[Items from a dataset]
● ● ● ● ● ● ●
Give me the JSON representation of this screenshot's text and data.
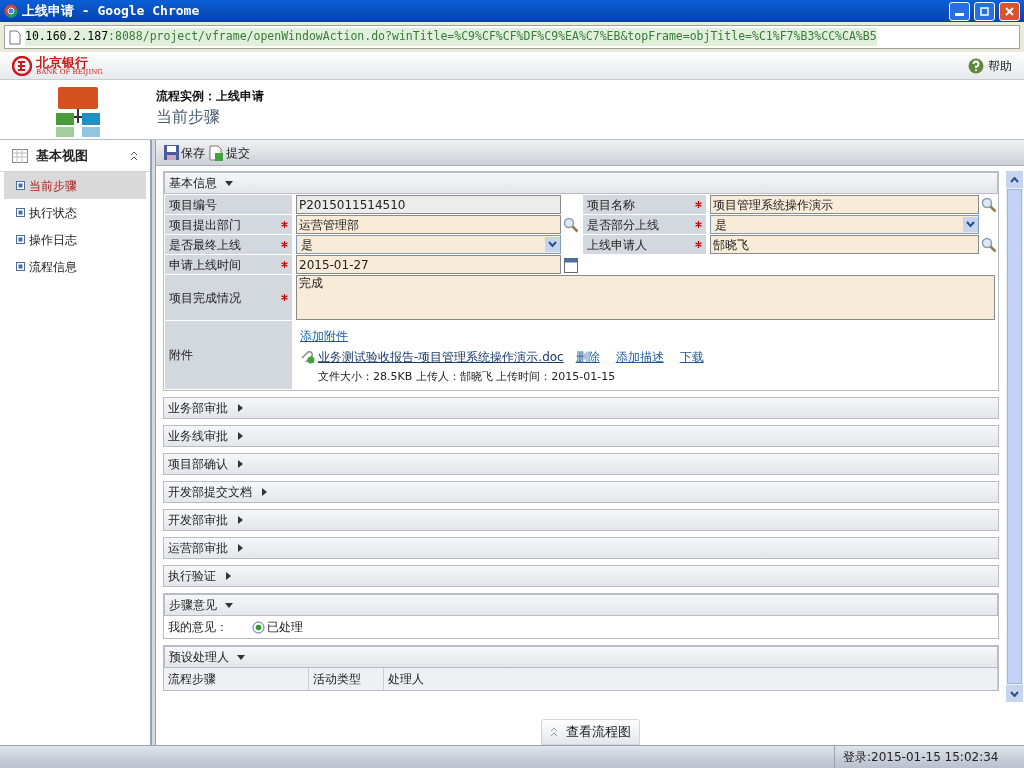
{
  "window": {
    "title": "上线申请 - Google Chrome"
  },
  "address": {
    "host": "10.160.2.187",
    "rest": ":8088/project/vframe/openWindowAction.do?winTitle=%C9%CF%CF%DF%C9%EA%C7%EB&topFrame=objTitle=%C1%F7%B3%CC%CA%B5"
  },
  "header": {
    "logo_cn": "北京银行",
    "logo_en": "BANK OF BEIJING",
    "help": "帮助"
  },
  "banner": {
    "instance": "流程实例：上线申请",
    "step": "当前步骤"
  },
  "sidebar": {
    "title": "基本视图",
    "items": [
      {
        "label": "当前步骤",
        "selected": true
      },
      {
        "label": "执行状态",
        "selected": false
      },
      {
        "label": "操作日志",
        "selected": false
      },
      {
        "label": "流程信息",
        "selected": false
      }
    ]
  },
  "toolbar": [
    {
      "label": "保存",
      "kind": "save"
    },
    {
      "label": "提交",
      "kind": "submit"
    }
  ],
  "basic_info": {
    "title": "基本信息",
    "expanded": true,
    "rows": [
      [
        {
          "label": "项目编号",
          "required": false,
          "value": "P2015011514510",
          "kind": "readonly"
        },
        {
          "label": "项目名称",
          "required": true,
          "value": "项目管理系统操作演示",
          "kind": "lookup"
        }
      ],
      [
        {
          "label": "项目提出部门",
          "required": true,
          "value": "运营管理部",
          "kind": "lookup"
        },
        {
          "label": "是否部分上线",
          "required": true,
          "value": "是",
          "kind": "select"
        }
      ],
      [
        {
          "label": "是否最终上线",
          "required": true,
          "value": "是",
          "kind": "select"
        },
        {
          "label": "上线申请人",
          "required": true,
          "value": "郜晓飞",
          "kind": "lookup"
        }
      ],
      [
        {
          "label": "申请上线时间",
          "required": true,
          "value": "2015-01-27",
          "kind": "date"
        }
      ]
    ],
    "completion": {
      "label": "项目完成情况",
      "required": true,
      "value": "完成"
    },
    "attachment": {
      "label": "附件",
      "add": "添加附件",
      "file": "业务测试验收报告-项目管理系统操作演示.doc",
      "actions": [
        "删除",
        "添加描述",
        "下载"
      ],
      "meta": "文件大小：28.5KB 上传人：郜晓飞 上传时间：2015-01-15"
    }
  },
  "sections": [
    {
      "title": "业务部审批",
      "expanded": false
    },
    {
      "title": "业务线审批",
      "expanded": false
    },
    {
      "title": "项目部确认",
      "expanded": false
    },
    {
      "title": "开发部提交文档",
      "expanded": false
    },
    {
      "title": "开发部审批",
      "expanded": false
    },
    {
      "title": "运营部审批",
      "expanded": false
    },
    {
      "title": "执行验证",
      "expanded": false
    }
  ],
  "opinion": {
    "title": "步骤意见",
    "expanded": true,
    "label": "我的意见：",
    "options": [
      {
        "label": "已处理",
        "selected": true
      }
    ]
  },
  "handlers": {
    "title": "预设处理人",
    "expanded": true,
    "columns": [
      "流程步骤",
      "活动类型",
      "处理人"
    ]
  },
  "flow_button": "查看流程图",
  "status_bar": "登录:2015-01-15 15:02:34"
}
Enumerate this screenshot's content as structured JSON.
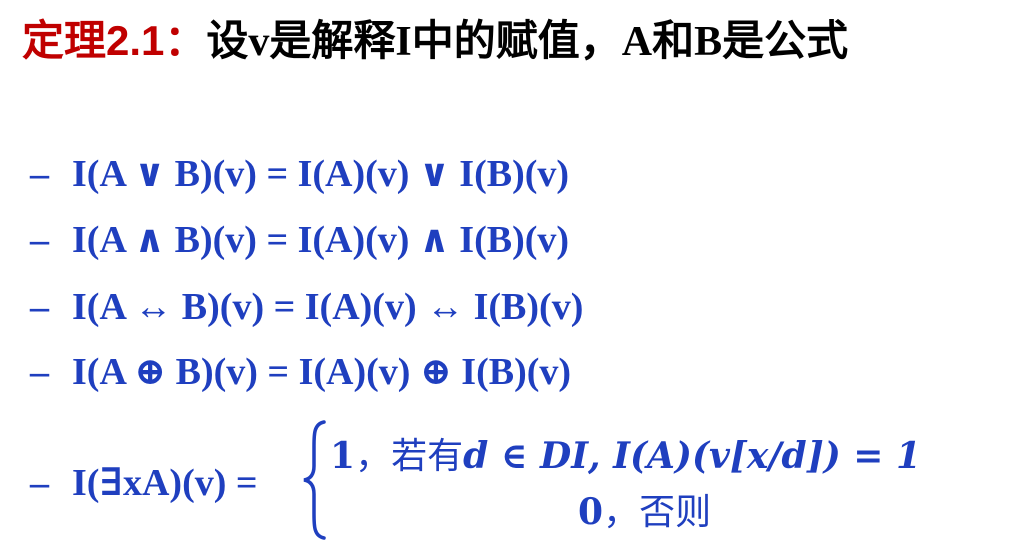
{
  "theorem": {
    "label": "定理2.1：",
    "statement": "设v是解释I中的赋值，A和B是公式"
  },
  "bullet_dash": "–",
  "rules": [
    "I(A ∨ B)(v) = I(A)(v) ∨ I(B)(v)",
    "I(A ∧ B)(v) = I(A)(v) ∧ I(B)(v)",
    "I(A ↔ B)(v) = I(A)(v) ↔ I(B)(v)",
    "I(A ⊕ B)(v) = I(A)(v) ⊕ I(B)(v)"
  ],
  "exists_rule": {
    "lhs": "I(∃xA)(v) =",
    "case1_value": "1",
    "case1_sep": "，",
    "case1_word": "若有",
    "case1_condition": "d ∈ DI, I(A)(v[x/d]) = 1",
    "case2_value": "0",
    "case2_sep": "，",
    "case2_word": "否则"
  },
  "colors": {
    "label": "#c00000",
    "body": "#000000",
    "formula": "#1f3fbf"
  }
}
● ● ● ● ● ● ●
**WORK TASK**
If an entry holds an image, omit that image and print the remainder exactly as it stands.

**EXERCISE SOLUTION**
Give me the JSON representation of this screenshot's text and data.
{
  "window": {
    "title": "上线申请 - Google Chrome"
  },
  "address": {
    "host": "10.160.2.187",
    "rest": ":8088/project/vframe/openWindowAction.do?winTitle=%C9%CF%CF%DF%C9%EA%C7%EB&topFrame=objTitle=%C1%F7%B3%CC%CA%B5"
  },
  "header": {
    "logo_cn": "北京银行",
    "logo_en": "BANK OF BEIJING",
    "help": "帮助"
  },
  "banner": {
    "instance": "流程实例：上线申请",
    "step": "当前步骤"
  },
  "sidebar": {
    "title": "基本视图",
    "items": [
      {
        "label": "当前步骤",
        "selected": true
      },
      {
        "label": "执行状态",
        "selected": false
      },
      {
        "label": "操作日志",
        "selected": false
      },
      {
        "label": "流程信息",
        "selected": false
      }
    ]
  },
  "toolbar": [
    {
      "label": "保存",
      "kind": "save"
    },
    {
      "label": "提交",
      "kind": "submit"
    }
  ],
  "basic_info": {
    "title": "基本信息",
    "expanded": true,
    "rows": [
      [
        {
          "label": "项目编号",
          "required": false,
          "value": "P2015011514510",
          "kind": "readonly"
        },
        {
          "label": "项目名称",
          "required": true,
          "value": "项目管理系统操作演示",
          "kind": "lookup"
        }
      ],
      [
        {
          "label": "项目提出部门",
          "required": true,
          "value": "运营管理部",
          "kind": "lookup"
        },
        {
          "label": "是否部分上线",
          "required": true,
          "value": "是",
          "kind": "select"
        }
      ],
      [
        {
          "label": "是否最终上线",
          "required": true,
          "value": "是",
          "kind": "select"
        },
        {
          "label": "上线申请人",
          "required": true,
          "value": "郜晓飞",
          "kind": "lookup"
        }
      ],
      [
        {
          "label": "申请上线时间",
          "required": true,
          "value": "2015-01-27",
          "kind": "date"
        }
      ]
    ],
    "completion": {
      "label": "项目完成情况",
      "required": true,
      "value": "完成"
    },
    "attachment": {
      "label": "附件",
      "add": "添加附件",
      "file": "业务测试验收报告-项目管理系统操作演示.doc",
      "actions": [
        "删除",
        "添加描述",
        "下载"
      ],
      "meta": "文件大小：28.5KB 上传人：郜晓飞 上传时间：2015-01-15"
    }
  },
  "sections": [
    {
      "title": "业务部审批",
      "expanded": false
    },
    {
      "title": "业务线审批",
      "expanded": false
    },
    {
      "title": "项目部确认",
      "expanded": false
    },
    {
      "title": "开发部提交文档",
      "expanded": false
    },
    {
      "title": "开发部审批",
      "expanded": false
    },
    {
      "title": "运营部审批",
      "expanded": false
    },
    {
      "title": "执行验证",
      "expanded": false
    }
  ],
  "opinion": {
    "title": "步骤意见",
    "expanded": true,
    "label": "我的意见：",
    "options": [
      {
        "label": "已处理",
        "selected": true
      }
    ]
  },
  "handlers": {
    "title": "预设处理人",
    "expanded": true,
    "columns": [
      "流程步骤",
      "活动类型",
      "处理人"
    ]
  },
  "flow_button": "查看流程图",
  "status_bar": "登录:2015-01-15 15:02:34"
}
Enumerate this screenshot's content as structured JSON.
{
  "theorem": {
    "label": "定理2.1：",
    "statement": "设v是解释I中的赋值，A和B是公式"
  },
  "bullet_dash": "–",
  "rules": [
    "I(A ∨ B)(v) = I(A)(v) ∨ I(B)(v)",
    "I(A ∧ B)(v) = I(A)(v) ∧ I(B)(v)",
    "I(A ↔ B)(v) = I(A)(v) ↔ I(B)(v)",
    "I(A ⊕ B)(v) = I(A)(v) ⊕ I(B)(v)"
  ],
  "exists_rule": {
    "lhs": "I(∃xA)(v) =",
    "case1_value": "1",
    "case1_sep": "，",
    "case1_word": "若有",
    "case1_condition": "d ∈ DI, I(A)(v[x/d]) = 1",
    "case2_value": "0",
    "case2_sep": "，",
    "case2_word": "否则"
  },
  "colors": {
    "label": "#c00000",
    "body": "#000000",
    "formula": "#1f3fbf"
  }
}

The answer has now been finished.